0.31% of US population (2019)
|Regions with significant populations|
|New York City Metropolitan Area,Rochester Metropolitan Area, Rust Belt (Pennsylvania, Ohio, Michigan, Indiana, Illinois), Midwest (Minnesota, North Dakota), Greater Los Angeles Area, Alaska, Washington state, Maryland, Florida, Virginia, Texas, Arizona, Colorado, North Carolina, Georgia|
|English, Ukrainian, Russian|
|Predominantly Ukrainian Orthodox and Ukrainian Greek Catholic, with Protestant and Jewish minorities|
|Related ethnic groups|
|Ukrainians, Ukrainian Canadians, Ukrainian Australians, Rusyn Americans, Belarusian Americans, Polish Americans, Russian Americans, other Slavic peoples especially East Slavs|
|Part of a series on|
|Languages and dialects|
Ukrainian Americans (Ukrainian: Українські американці, romanized: Ukrayins'ki amerykantsi) are Americans who are of Ukrainian ancestry. According to U.S. census estimates, in 2019 there were 1,009,874 Americans of Ukrainian descent representing 0.3% of the American population. The Ukrainian population of the United States is thus the second largest outside the former Eastern Bloc; only Canada has a larger Ukrainian community under this definition. According to the 2000 U.S. census, the metropolitan areas with the largest numbers of Ukrainian Americans are: New York City with 160,000; Philadelphia with 60,000; Chicago with 46,000; Detroit with 45,000; Los Angeles with 36,000; Cleveland with 26,000; and Indianapolis with 19,000. In 2018, the number of Ukrainian Americans surpassed 1 million.

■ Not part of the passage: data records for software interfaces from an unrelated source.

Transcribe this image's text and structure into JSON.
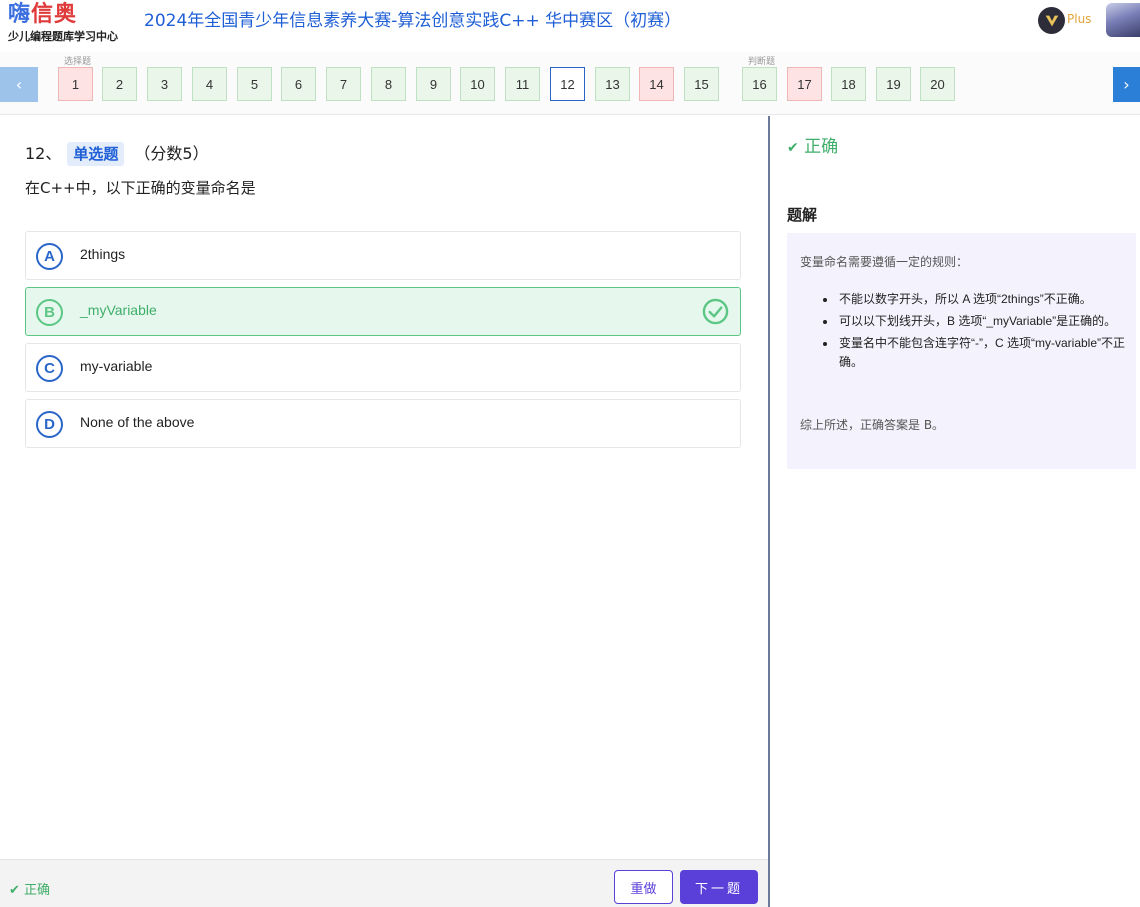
{
  "header": {
    "logo_main_a": "嗨",
    "logo_main_b": "信奥",
    "logo_sub": "少儿编程题库学习中心",
    "title": "2024年全国青少年信息素养大赛-算法创意实践C++ 华中赛区（初赛）",
    "plus_label": "Plus"
  },
  "nav": {
    "group_single": "选择题",
    "group_judge": "判断题",
    "questions": [
      {
        "num": "1",
        "status": "wrong"
      },
      {
        "num": "2",
        "status": "correct"
      },
      {
        "num": "3",
        "status": "correct"
      },
      {
        "num": "4",
        "status": "correct"
      },
      {
        "num": "5",
        "status": "correct"
      },
      {
        "num": "6",
        "status": "correct"
      },
      {
        "num": "7",
        "status": "correct"
      },
      {
        "num": "8",
        "status": "correct"
      },
      {
        "num": "9",
        "status": "correct"
      },
      {
        "num": "10",
        "status": "correct"
      },
      {
        "num": "11",
        "status": "correct"
      },
      {
        "num": "12",
        "status": "current"
      },
      {
        "num": "13",
        "status": "correct"
      },
      {
        "num": "14",
        "status": "wrong"
      },
      {
        "num": "15",
        "status": "correct"
      },
      {
        "num": "16",
        "status": "correct"
      },
      {
        "num": "17",
        "status": "wrong"
      },
      {
        "num": "18",
        "status": "correct"
      },
      {
        "num": "19",
        "status": "correct"
      },
      {
        "num": "20",
        "status": "correct"
      }
    ]
  },
  "question": {
    "number": "12、",
    "type": "单选题",
    "score": "（分数5）",
    "text": "在C++中，以下正确的变量命名是",
    "options": [
      {
        "letter": "A",
        "text": "2things",
        "correct": false
      },
      {
        "letter": "B",
        "text": "_myVariable",
        "correct": true
      },
      {
        "letter": "C",
        "text": "my-variable",
        "correct": false
      },
      {
        "letter": "D",
        "text": "None of the above",
        "correct": false
      }
    ]
  },
  "footer": {
    "status": "正确",
    "redo_label": "重做",
    "next_label": "下一题"
  },
  "result": {
    "status": "正确"
  },
  "explanation": {
    "title": "题解",
    "intro": "变量命名需要遵循一定的规则：",
    "points": [
      "不能以数字开头，所以 A 选项“2things”不正确。",
      "可以以下划线开头，B 选项“_myVariable”是正确的。",
      "变量名中不能包含连字符“-”，C 选项“my-variable”不正确。"
    ],
    "conclusion": "综上所述，正确答案是 B。"
  },
  "colors": {
    "accent": "#5b3fd9",
    "title_blue": "#1f5fd6",
    "correct_green": "#3fae6a",
    "wrong_red": "#fde3e3"
  }
}
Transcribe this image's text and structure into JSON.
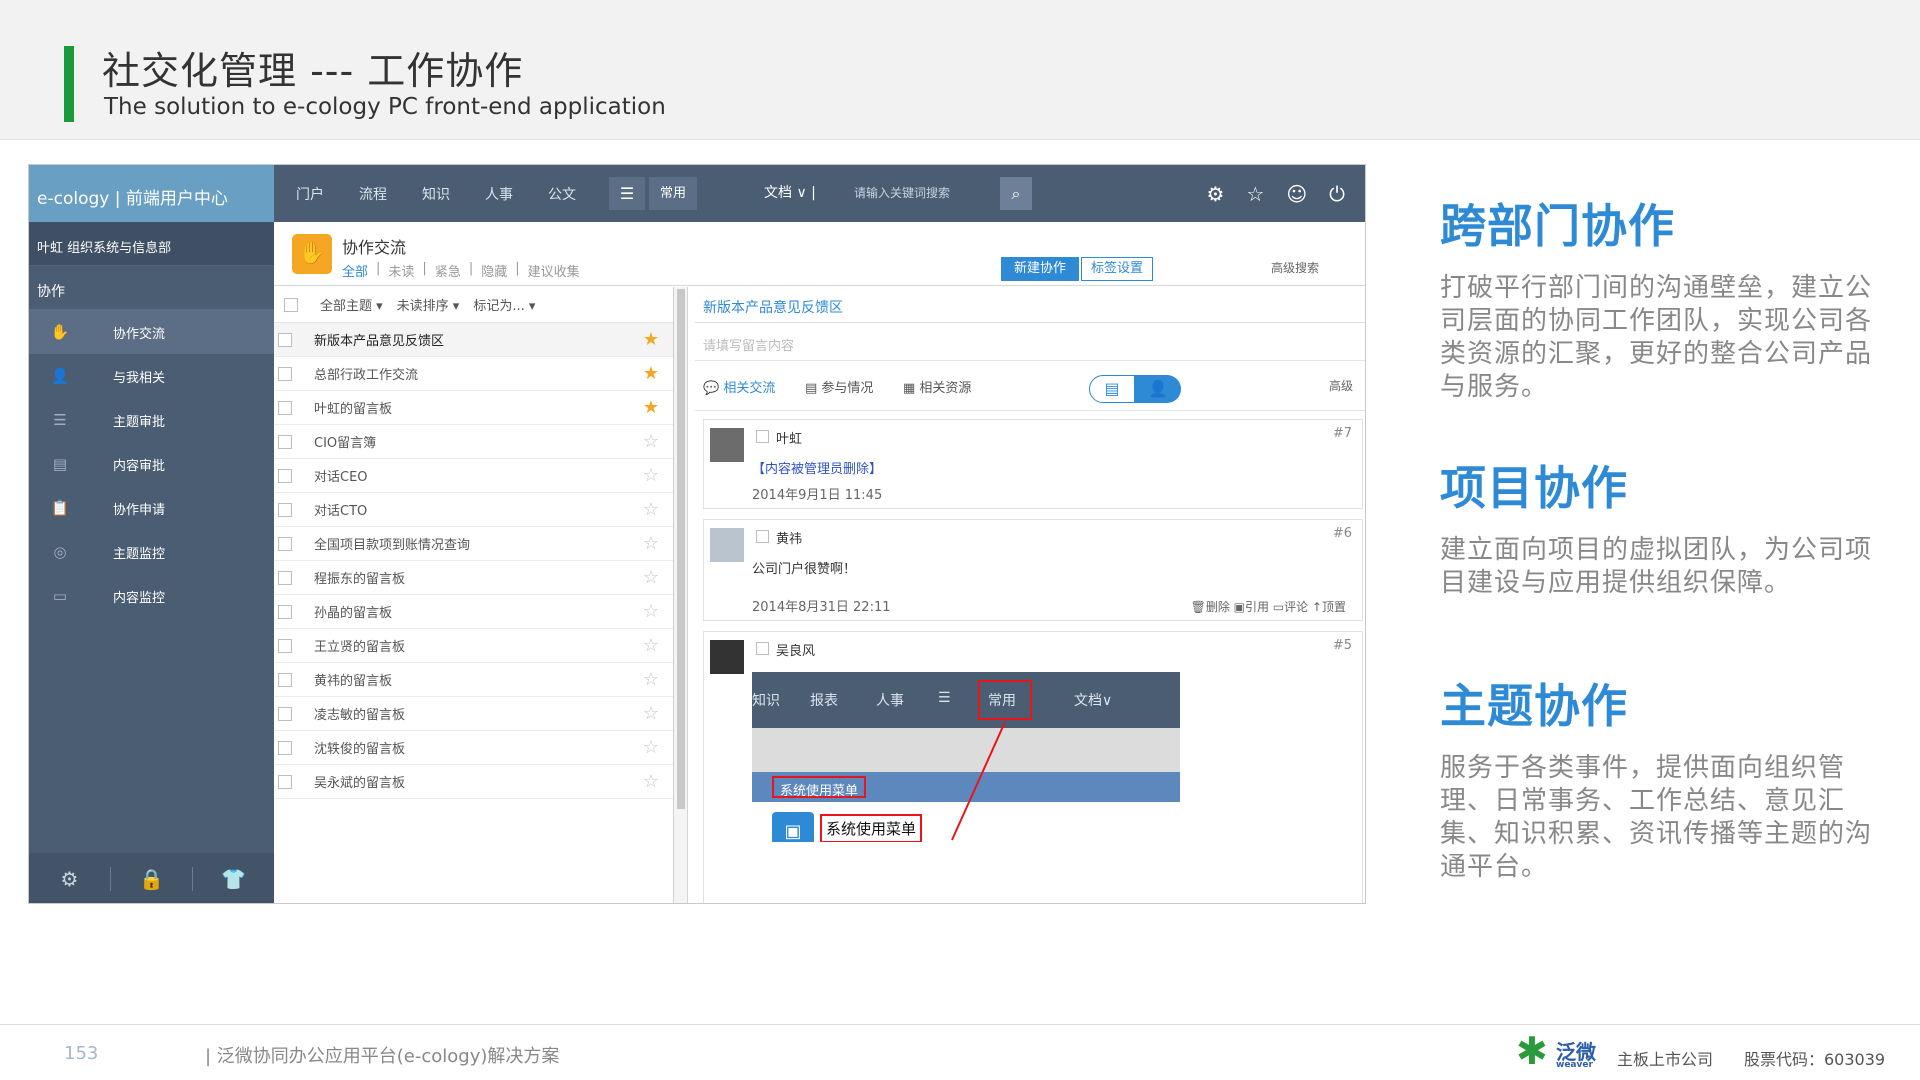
{
  "slide": {
    "title": "社交化管理 --- 工作协作",
    "subtitle": "The solution to e-cology PC front-end application",
    "accent_color": "#1a9a3a"
  },
  "app": {
    "brand": "e-cology | 前端用户中心",
    "user_row": "叶虹  组织系统与信息部",
    "section": "协作",
    "sidebar_items": [
      {
        "label": "协作交流",
        "icon": "hand-icon"
      },
      {
        "label": "与我相关",
        "icon": "person-icon"
      },
      {
        "label": "主题审批",
        "icon": "list-icon"
      },
      {
        "label": "内容审批",
        "icon": "doc-icon"
      },
      {
        "label": "协作申请",
        "icon": "clipboard-icon"
      },
      {
        "label": "主题监控",
        "icon": "monitor-icon"
      },
      {
        "label": "内容监控",
        "icon": "screen-icon"
      }
    ],
    "top_nav": [
      "门户",
      "流程",
      "知识",
      "人事",
      "公文"
    ],
    "common_label": "常用",
    "search_scope": "文档 ∨ |",
    "search_placeholder": "请输入关键词搜索",
    "content_title": "协作交流",
    "content_tabs": [
      "全部",
      "|",
      "未读",
      "|",
      "紧急",
      "|",
      "隐藏",
      "|",
      "建议收集"
    ],
    "new_button": "新建协作",
    "tag_button": "标签设置",
    "advanced_search": "高级搜索",
    "list_toolbar": [
      "全部主题 ▾",
      "未读排序 ▾",
      "标记为... ▾"
    ],
    "list_items": [
      {
        "label": "新版本产品意见反馈区",
        "starred": true
      },
      {
        "label": "总部行政工作交流",
        "starred": true
      },
      {
        "label": "叶虹的留言板",
        "starred": true
      },
      {
        "label": "CIO留言簿",
        "starred": false
      },
      {
        "label": "对话CEO",
        "starred": false
      },
      {
        "label": "对话CTO",
        "starred": false
      },
      {
        "label": "全国项目款项到账情况查询",
        "starred": false
      },
      {
        "label": "程振东的留言板",
        "starred": false
      },
      {
        "label": "孙晶的留言板",
        "starred": false
      },
      {
        "label": "王立贤的留言板",
        "starred": false
      },
      {
        "label": "黄祎的留言板",
        "starred": false
      },
      {
        "label": "凌志敏的留言板",
        "starred": false
      },
      {
        "label": "沈轶俊的留言板",
        "starred": false
      },
      {
        "label": "吴永斌的留言板",
        "starred": false
      }
    ],
    "detail_title": "新版本产品意见反馈区",
    "reply_placeholder": "请填写留言内容",
    "detail_tabs": [
      "相关交流",
      "参与情况",
      "相关资源"
    ],
    "detail_adv": "高级",
    "posts": [
      {
        "name": "叶虹",
        "num": "#7",
        "body": "【内容被管理员删除】",
        "time": "2014年9月1日 11:45"
      },
      {
        "name": "黄祎",
        "num": "#6",
        "body": "公司门户很赞啊！",
        "time": "2014年8月31日 22:11",
        "actions": "🗑删除  ▣引用  ▭评论  ↑顶置"
      },
      {
        "name": "吴良风",
        "num": "#5"
      }
    ],
    "embed": {
      "nav": [
        "知识",
        "报表",
        "人事"
      ],
      "common": "常用",
      "scope": "文档∨",
      "menu_label": "系统使用菜单"
    }
  },
  "features": [
    {
      "title": "跨部门协作",
      "text": "打破平行部门间的沟通壁垒，建立公司层面的协同工作团队，实现公司各类资源的汇聚，更好的整合公司产品与服务。"
    },
    {
      "title": "项目协作",
      "text": "建立面向项目的虚拟团队，为公司项目建设与应用提供组织保障。"
    },
    {
      "title": "主题协作",
      "text": "服务于各类事件，提供面向组织管理、日常事务、工作总结、意见汇集、知识积累、资讯传播等主题的沟通平台。"
    }
  ],
  "footer": {
    "page": "153",
    "text": "| 泛微协同办公应用平台(e-cology)解决方案",
    "logo_cn": "泛微",
    "logo_en": "weaver",
    "company": "主板上市公司",
    "stock": "股票代码：603039"
  },
  "colors": {
    "blue": "#2f8ad6",
    "sidebar": "#4b5d73",
    "star": "#f5a623"
  }
}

The first Ukrainian immigrant to America, Ivan Bohdan, sailed with John Smith to the Jamestown colony in 1607. Bohdan met Captain Smith during the Long Turkish War of 1593–1606 when the latter had fought the Turks, was captured, and escaped captivity by fleeing through Ukraine, Romania, Hungary, and other countries. Large-scale Ukrainian immigration to America did not begin, however, until the 1880s.
From 1955 to 1965, St. Andrew Memorial Church in South Bound Brook, New Jersey, was constructed as a memorial honoring victims of the Holodomor of 1932–1933.
The largest wave of Ukrainians came in the early 1990s, after the 1991 fall of the Soviet Union. A large number[quantify] of those emigrating from Ukraine after the fall of the Soviet Union were Jewish or Protestant. Many Ukrainians of the newest immigration wave settled in large cities and regional centers, forming ethnic enclaves. In addition, many Ukrainian Americans arrived by way of Canada, which has a larger Ukrainian presence.
On September 11, 2001, 11 Ukrainian Americans perished at the World Trade Center in New York City during the acts of mass terrorism committed on that day. All of their names were listed and commemorated by Ukrinform, the National News Agency of Ukraine, during the nineteenth anniversary of the attacks in 2020.
Ukrainian Americans living in Northern New Jersey and the remainder of the Northeastern United States have long[quantify] been politically vocal about Ukrainian affairs, often traveling to Washington, D.C., to express their concerns.
In Bloomingdale (near Chicago) on September 21, 2015, Filaret, the Ukrainian Orthodox Patriarch of Kyiv and All Rus'-Ukraine, consecrated the first North American monument to the Revolution of Dignity's "Heavenly Hundred".
In February 2022, the Pastor Right Reverend Mitred Archpriest Philip Weiner, the leader of St. Josaphat's Ukrainian Catholic Church in Rochester, New York, said that there were more than 40,000 Ukrainians in the Rochester Metropolitan Area, which would make it one of the largest Ukrainian American communities in the country.
As of the 2000 U.S. Census, there were 892,922 Americans of full or partial Ukrainian descent. The New York City Metropolitan Area contains by far the largest Ukrainian community in the United States, due to historically receiving the highest number of Ukrainian immigrants.
The American states with the largest Ukrainian populations are as follows:
The total number of people born in Ukraine is more than 275,155 residents.
Ukrainian-born population in the US since 2010:
The top 20 U.S. communities with the highest percentage of people claiming Ukrainian ancestry are:
Top 20 U.S. communities with the highest percentage of residents born in Ukraine are:
For a more comprehensive list, see List of Ukrainian Americans.